This amateur could be an interesting outsider of three. Yet again, Fred Couples turned the clock back in round one, shooting level par, but his fitness is going to be a concern as the weekend draws on. A late-early tee-time is far from ideal and today could be a struggle. Hao-Tong Li kept the amazing run of Dubai Desert Classic winners at Augusta going with a brilliant 69, but made plenty of mistakes too. Niemann wasn't humiliated on debut with 76 and is fancied to keep this group much closer today.
In contrast we shouldn't question Bernhard Langer's ability to stay the course. He hasn't shot 80 here since 2012 and 13 of his last 17 Augusta rounds were sub-75. If Tony Finau suffers a reaction either to his sprained ankle, or just finding himself bang in contention on debut, the German will likely set a good enough target to benefit. Much more so than Yuta Ikeda, who has now shot 74 or worse on five straight Augusta rounds.
This group produced tremendous excitement for us yesterday, with Leishman hanging on to land our bet despite looking home and hosed with four holes to play. The same logic applies here - opposing the terrible value Tiger Woods - but I'm switching to Fleetwood today. Level par on only his third Augusta round represented a marked improvement on last year's efforts.
Finally, I'm breaking a golden rule here and betting odds-on in a three-ball. Quite simply, the best player in the world so far this season looks a banker here, against an amateur and the man sitting second last after round one. Granted, that is defending champion Sergio Garcia but, prior to last year, his Augusta record was pretty poor. He'll do very well to remain fully incentivised today with all hope of a defence lost.
Back Matt Kuchar 4u @ [18.5]
Back Cameron Smith 4u @ [2.32] (Starts 13.30) (vs Reavie, Horschel)
Back Joaquin Niemann 2u @ [4.4] (Starts 14.14) (vs Li, Couples)

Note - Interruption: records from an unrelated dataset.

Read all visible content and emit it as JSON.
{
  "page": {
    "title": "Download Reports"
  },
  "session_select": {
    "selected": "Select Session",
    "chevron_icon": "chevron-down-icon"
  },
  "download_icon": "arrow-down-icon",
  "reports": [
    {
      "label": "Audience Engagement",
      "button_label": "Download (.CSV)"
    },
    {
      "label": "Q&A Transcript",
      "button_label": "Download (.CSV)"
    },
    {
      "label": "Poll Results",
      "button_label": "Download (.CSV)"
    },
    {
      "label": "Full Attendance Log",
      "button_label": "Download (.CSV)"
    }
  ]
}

Back Bernhard Langer 2u @ [3.9] (Starts 14.36) (vs Finau, Ikeda)
Back Tommy Fleetwood 2u @ [3.25] (Starts 18.27) (vs Woods, Leishman)
Back Justin Thomas 6u @ [1.84] (Starts 18.38) (vs Garcia, Redman)